Kiss of death for proteins

Trujillo is interested in protein degradation. “Cells get rid of more than just waste,” he says. Although proteins have an inbuilt expiration date, cells almost never wait that long. Instead, they start or end processes beforehand by breaking down proteins at the right time. An important switch in this process is ubiquitin. Trujillo says, “It is a key signal for when a protein will be broken down.” The signaling cascade often initiated on the cell surface by receptors. When exposed to external stimuli, these send signals to the interior of the cell. This in turn causes ubiquitin-conjugating enzymes, ligases, and the target protein to assemble into complexes where ubiquitination occurs. In this process, ligases and conjugating enzymes attach ubiquitin to proteins, thereby giving them the “kiss of death.”


Marco Trujillo relies on thale cress as a model organism.

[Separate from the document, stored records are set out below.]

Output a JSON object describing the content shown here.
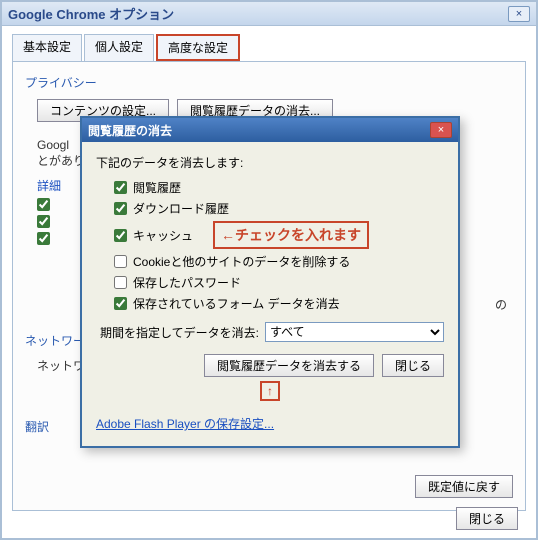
{
  "window": {
    "title": "Google Chrome オプション",
    "close": "×"
  },
  "tabs": {
    "basic": "基本設定",
    "personal": "個人設定",
    "advanced": "高度な設定"
  },
  "sections": {
    "privacy": "プライバシー",
    "network": "ネットワーク",
    "network_sub": "ネットワ",
    "translate": "翻訳"
  },
  "buttons": {
    "content_settings": "コンテンツの設定...",
    "clear_browsing_top": "閲覧履歴データの消去...",
    "reset_default": "既定値に戻す",
    "main_close": "閉じる"
  },
  "dialog": {
    "title": "閲覧履歴の消去",
    "close": "×",
    "instr": "下記のデータを消去します:",
    "checkboxes": {
      "history": "閲覧履歴",
      "downloads": "ダウンロード履歴",
      "cache": "キャッシュ",
      "cookies": "Cookieと他のサイトのデータを削除する",
      "passwords": "保存したパスワード",
      "formdata": "保存されているフォーム データを消去"
    },
    "annotation": "←チェックを入れます",
    "period_label": "期間を指定してデータを消去:",
    "period_value": "すべて",
    "clear_btn": "閲覧履歴データを消去する",
    "close_btn": "閉じる",
    "arrow": "↑",
    "flash_link": "Adobe Flash Player の保存設定..."
  },
  "peek": {
    "goo": "Googl",
    "toga": "とがあり",
    "detail": "詳細",
    "no": "の"
  }
}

Photo: Thomas Kunz

However, not all ubiquitinated proteins are doomed for degradation,. Sometimes, only their activity changes, or they are transported to a new location within the cell. “Ubiquitin can form several types of chains,” says Trujillo, who studied microbiology in Bogotá, Colombia, and the University of Giessen before studying the immune system of plants as a postdoc researcher at Sainsbury Laboratory in the UK and the RIKEN Institute in Japan. Conjugating enzymes are involved in the building of different types of ubiquitin chains. Arabidopsis has 37 conjugating enzymes, but “we don’t know what kind of ubiquitin chain each and every one of them is responsible for,” Trujillo says, adding that, that these different ubiquitin chains are recognized and guided to their new assignments, “by mostly unknown factors.”

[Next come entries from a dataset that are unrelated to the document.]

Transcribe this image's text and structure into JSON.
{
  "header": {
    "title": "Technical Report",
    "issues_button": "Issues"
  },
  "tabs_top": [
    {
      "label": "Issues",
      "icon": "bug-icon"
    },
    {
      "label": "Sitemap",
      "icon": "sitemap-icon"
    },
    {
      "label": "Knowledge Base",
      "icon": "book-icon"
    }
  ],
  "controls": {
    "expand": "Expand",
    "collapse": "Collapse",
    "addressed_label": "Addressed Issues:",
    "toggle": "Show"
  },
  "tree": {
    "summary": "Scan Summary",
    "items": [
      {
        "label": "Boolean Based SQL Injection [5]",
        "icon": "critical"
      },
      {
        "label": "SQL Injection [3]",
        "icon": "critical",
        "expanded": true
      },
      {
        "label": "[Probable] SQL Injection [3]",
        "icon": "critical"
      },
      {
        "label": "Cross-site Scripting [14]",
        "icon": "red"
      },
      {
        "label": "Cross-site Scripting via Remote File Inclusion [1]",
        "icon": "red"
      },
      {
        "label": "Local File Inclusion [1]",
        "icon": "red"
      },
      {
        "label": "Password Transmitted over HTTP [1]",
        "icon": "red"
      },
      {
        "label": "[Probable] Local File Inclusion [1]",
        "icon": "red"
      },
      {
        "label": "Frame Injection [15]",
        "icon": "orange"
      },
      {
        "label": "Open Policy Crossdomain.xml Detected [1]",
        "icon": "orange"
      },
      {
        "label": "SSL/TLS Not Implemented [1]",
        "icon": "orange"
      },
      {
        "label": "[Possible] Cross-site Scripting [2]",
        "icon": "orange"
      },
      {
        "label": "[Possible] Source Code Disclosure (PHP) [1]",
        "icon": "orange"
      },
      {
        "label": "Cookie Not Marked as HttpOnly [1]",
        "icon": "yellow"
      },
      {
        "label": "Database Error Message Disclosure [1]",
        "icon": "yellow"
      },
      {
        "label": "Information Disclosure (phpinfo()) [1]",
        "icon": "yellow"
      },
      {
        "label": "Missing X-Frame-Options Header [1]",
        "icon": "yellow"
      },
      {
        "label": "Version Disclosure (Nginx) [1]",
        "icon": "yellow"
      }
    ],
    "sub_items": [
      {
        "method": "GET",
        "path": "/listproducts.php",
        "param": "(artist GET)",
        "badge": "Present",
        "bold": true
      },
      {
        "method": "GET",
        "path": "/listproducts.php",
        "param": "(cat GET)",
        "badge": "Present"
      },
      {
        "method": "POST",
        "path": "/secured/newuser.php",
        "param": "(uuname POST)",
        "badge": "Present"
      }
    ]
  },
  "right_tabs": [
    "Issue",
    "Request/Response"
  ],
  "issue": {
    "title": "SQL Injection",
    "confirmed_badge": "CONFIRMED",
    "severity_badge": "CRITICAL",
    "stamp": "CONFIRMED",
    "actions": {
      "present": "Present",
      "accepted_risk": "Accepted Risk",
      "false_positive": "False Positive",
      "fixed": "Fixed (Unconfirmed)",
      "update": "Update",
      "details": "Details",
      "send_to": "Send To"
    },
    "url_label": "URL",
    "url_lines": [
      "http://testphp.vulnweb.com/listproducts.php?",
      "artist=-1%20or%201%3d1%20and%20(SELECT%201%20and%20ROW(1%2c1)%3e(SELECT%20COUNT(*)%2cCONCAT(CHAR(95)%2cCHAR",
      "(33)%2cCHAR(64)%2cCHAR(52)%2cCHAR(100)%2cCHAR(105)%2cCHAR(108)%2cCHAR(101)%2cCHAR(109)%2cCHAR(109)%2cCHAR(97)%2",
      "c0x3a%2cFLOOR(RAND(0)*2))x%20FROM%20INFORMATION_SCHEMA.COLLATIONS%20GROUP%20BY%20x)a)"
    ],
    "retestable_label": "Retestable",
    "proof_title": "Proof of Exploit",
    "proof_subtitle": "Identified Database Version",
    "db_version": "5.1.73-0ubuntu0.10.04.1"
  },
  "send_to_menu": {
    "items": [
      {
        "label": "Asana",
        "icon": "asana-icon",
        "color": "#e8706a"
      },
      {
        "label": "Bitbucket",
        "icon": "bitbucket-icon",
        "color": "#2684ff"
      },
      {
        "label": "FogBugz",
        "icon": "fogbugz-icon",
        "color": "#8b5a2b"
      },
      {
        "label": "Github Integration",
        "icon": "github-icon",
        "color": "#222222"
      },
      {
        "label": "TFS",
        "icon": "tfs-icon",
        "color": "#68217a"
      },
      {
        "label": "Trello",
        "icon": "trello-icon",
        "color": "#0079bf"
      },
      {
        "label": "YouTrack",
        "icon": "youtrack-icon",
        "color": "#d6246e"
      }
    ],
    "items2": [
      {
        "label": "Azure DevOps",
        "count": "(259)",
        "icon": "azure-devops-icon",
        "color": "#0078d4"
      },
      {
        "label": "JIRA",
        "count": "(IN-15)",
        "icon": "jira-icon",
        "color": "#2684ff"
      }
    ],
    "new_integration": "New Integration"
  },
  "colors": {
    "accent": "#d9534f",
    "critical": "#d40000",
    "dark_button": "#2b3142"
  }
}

Boosting plants’ defenses

What is certain is that conjugating enzymes regulate the intensity of immune and stress responses in plants, but do this in combination with ubiquitin ligases. The protein Trujillo switched off in Arabidopsis to release the immune brake is one such ligase proteins. However, he points out that switching off this protein in order to enhance a plant’s ability to combat drought and infections is something that it could not afford in the wilderness. “It would not grow enough,” he says. Too much energy would go toward its immune and stress response. The modified thale cress would therefore be outperformed by stronger competitors and would fail to thrive. To prevent this, normally the plant’s cells use the ligase that Trujillo switched off to quickly degrade those receptors that send stress signals to the cell’s interior when threatened by disease or drought. The immune brake is therefore also a stress brake.

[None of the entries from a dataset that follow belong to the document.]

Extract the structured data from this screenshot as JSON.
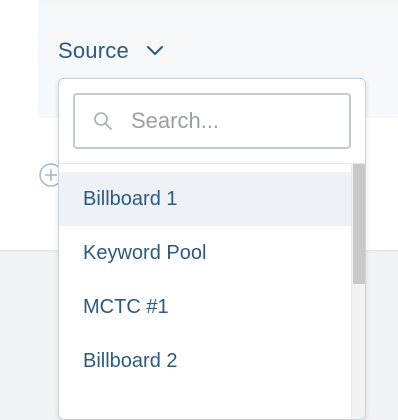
{
  "source": {
    "label": "Source",
    "expanded": true
  },
  "search": {
    "placeholder": "Search...",
    "value": ""
  },
  "options": [
    {
      "label": "Billboard 1",
      "highlighted": true
    },
    {
      "label": "Keyword Pool",
      "highlighted": false
    },
    {
      "label": "MCTC #1",
      "highlighted": false
    },
    {
      "label": "Billboard 2",
      "highlighted": false
    }
  ],
  "colors": {
    "text": "#2d5a80",
    "border": "#c8d3dd",
    "highlight": "#eef2f6",
    "placeholder": "#9aa0a6"
  },
  "icons": {
    "chevron": "chevron-down-icon",
    "search": "search-icon",
    "add": "add-icon"
  }
}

Ubiquitination and similar signaling cascades were recently the theme of the International Conference on Plant Proteostasis at the University of Freiburg in September 2019. “It was a huge success,” says Trujillo, who was in the organizing team. “We’re a young and fast growing community, and this was the first time we’d exchanged ideas at such a high level.” In his opinion, the conference has given the entire field of research its first major boost. The conference will now take place annually. Next year it will be in Madrid, Spain, then at different locations and in 2020 in Rhode Island , U.S.A.

So how do ubiquitination complexes receive stress signals? Which conjugates trigger which ubiquitin chains? These are only some of the questions Trujillo hopes to answer soon in his attempts to solve the mystery of the biochemical processes of ubiquitination in Arabidopsis. A second major goal is to establish a systems biology approach. “We are transferring the ubiquitin cascade in Arabidopsis to bacteria, so that they can ubiquitinate,” he says. This system will allow him to intervene in the cascade and to test inhibitors and stimulators more easily with the goal of developing future applications.


Jürgen Schickinger